*What you will do*: All of the data that follows is to be printed exactly, without pictures.

*Supplied material*:
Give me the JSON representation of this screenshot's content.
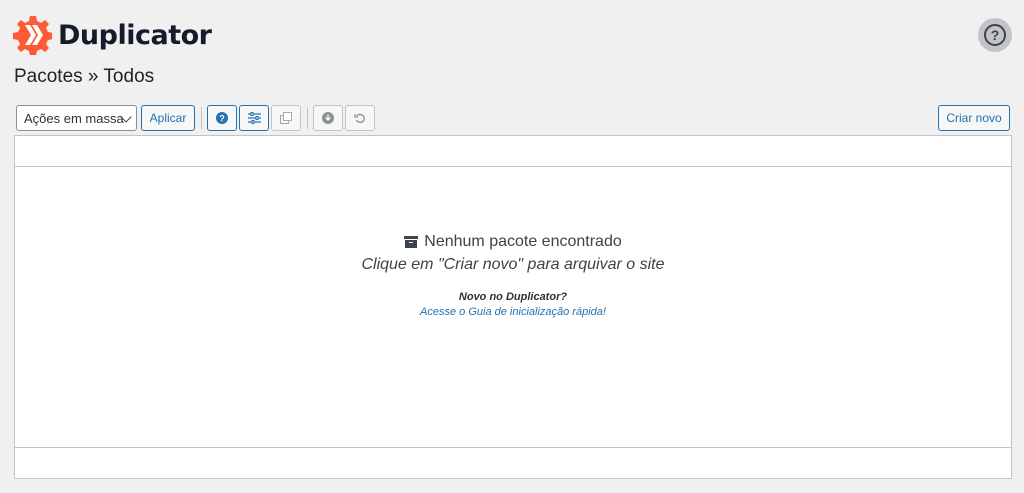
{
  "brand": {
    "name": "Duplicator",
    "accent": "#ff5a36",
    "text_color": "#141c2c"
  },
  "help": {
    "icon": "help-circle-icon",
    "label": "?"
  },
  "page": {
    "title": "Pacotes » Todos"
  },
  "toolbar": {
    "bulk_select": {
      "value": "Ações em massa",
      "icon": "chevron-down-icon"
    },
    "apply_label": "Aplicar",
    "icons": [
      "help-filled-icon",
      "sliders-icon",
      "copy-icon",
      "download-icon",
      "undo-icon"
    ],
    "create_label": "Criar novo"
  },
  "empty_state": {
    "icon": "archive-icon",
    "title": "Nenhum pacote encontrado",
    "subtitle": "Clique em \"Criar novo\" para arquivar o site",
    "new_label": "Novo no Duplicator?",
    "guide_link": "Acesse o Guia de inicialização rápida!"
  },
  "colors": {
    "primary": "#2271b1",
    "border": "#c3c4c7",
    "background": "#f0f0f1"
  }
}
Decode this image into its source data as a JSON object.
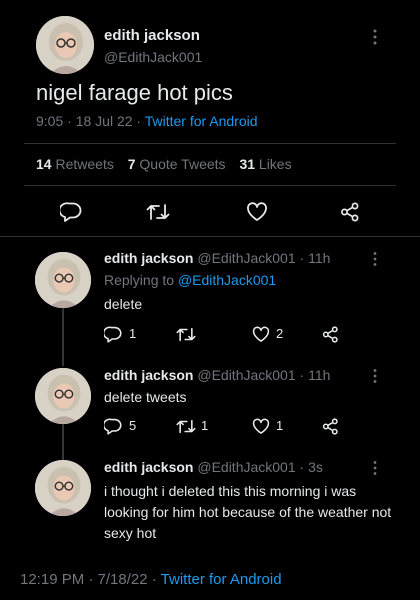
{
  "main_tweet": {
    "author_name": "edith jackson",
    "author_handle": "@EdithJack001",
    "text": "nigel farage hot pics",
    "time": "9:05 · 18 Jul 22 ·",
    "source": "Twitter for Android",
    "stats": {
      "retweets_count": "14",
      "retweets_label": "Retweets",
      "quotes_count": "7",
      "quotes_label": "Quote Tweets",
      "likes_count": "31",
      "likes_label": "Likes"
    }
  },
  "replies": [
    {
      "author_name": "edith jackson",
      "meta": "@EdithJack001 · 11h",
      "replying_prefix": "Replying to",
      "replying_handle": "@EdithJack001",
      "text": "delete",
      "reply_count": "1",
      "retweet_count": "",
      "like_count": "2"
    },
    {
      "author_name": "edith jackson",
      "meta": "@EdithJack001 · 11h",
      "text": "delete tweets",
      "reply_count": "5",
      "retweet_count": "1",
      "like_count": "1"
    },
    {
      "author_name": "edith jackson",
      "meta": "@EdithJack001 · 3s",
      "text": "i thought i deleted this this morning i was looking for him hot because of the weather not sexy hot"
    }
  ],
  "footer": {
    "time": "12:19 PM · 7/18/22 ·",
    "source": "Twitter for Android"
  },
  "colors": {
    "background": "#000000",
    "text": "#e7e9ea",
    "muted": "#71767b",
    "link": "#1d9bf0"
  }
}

*Completed exercise*:
Give me the JSON representation of this screenshot's content.
{
  "brand": {
    "name": "Duplicator",
    "accent": "#ff5a36",
    "text_color": "#141c2c"
  },
  "help": {
    "icon": "help-circle-icon",
    "label": "?"
  },
  "page": {
    "title": "Pacotes » Todos"
  },
  "toolbar": {
    "bulk_select": {
      "value": "Ações em massa",
      "icon": "chevron-down-icon"
    },
    "apply_label": "Aplicar",
    "icons": [
      "help-filled-icon",
      "sliders-icon",
      "copy-icon",
      "download-icon",
      "undo-icon"
    ],
    "create_label": "Criar novo"
  },
  "empty_state": {
    "icon": "archive-icon",
    "title": "Nenhum pacote encontrado",
    "subtitle": "Clique em \"Criar novo\" para arquivar o site",
    "new_label": "Novo no Duplicator?",
    "guide_link": "Acesse o Guia de inicialização rápida!"
  },
  "colors": {
    "primary": "#2271b1",
    "border": "#c3c4c7",
    "background": "#f0f0f1"
  }
}
Decode this image into its source data as a JSON object.
{
  "main_tweet": {
    "author_name": "edith jackson",
    "author_handle": "@EdithJack001",
    "text": "nigel farage hot pics",
    "time": "9:05 · 18 Jul 22 ·",
    "source": "Twitter for Android",
    "stats": {
      "retweets_count": "14",
      "retweets_label": "Retweets",
      "quotes_count": "7",
      "quotes_label": "Quote Tweets",
      "likes_count": "31",
      "likes_label": "Likes"
    }
  },
  "replies": [
    {
      "author_name": "edith jackson",
      "meta": "@EdithJack001 · 11h",
      "replying_prefix": "Replying to",
      "replying_handle": "@EdithJack001",
      "text": "delete",
      "reply_count": "1",
      "retweet_count": "",
      "like_count": "2"
    },
    {
      "author_name": "edith jackson",
      "meta": "@EdithJack001 · 11h",
      "text": "delete tweets",
      "reply_count": "5",
      "retweet_count": "1",
      "like_count": "1"
    },
    {
      "author_name": "edith jackson",
      "meta": "@EdithJack001 · 3s",
      "text": "i thought i deleted this this morning i was looking for him hot because of the weather not sexy hot"
    }
  ],
  "footer": {
    "time": "12:19 PM · 7/18/22 ·",
    "source": "Twitter for Android"
  },
  "colors": {
    "background": "#000000",
    "text": "#e7e9ea",
    "muted": "#71767b",
    "link": "#1d9bf0"
  }
}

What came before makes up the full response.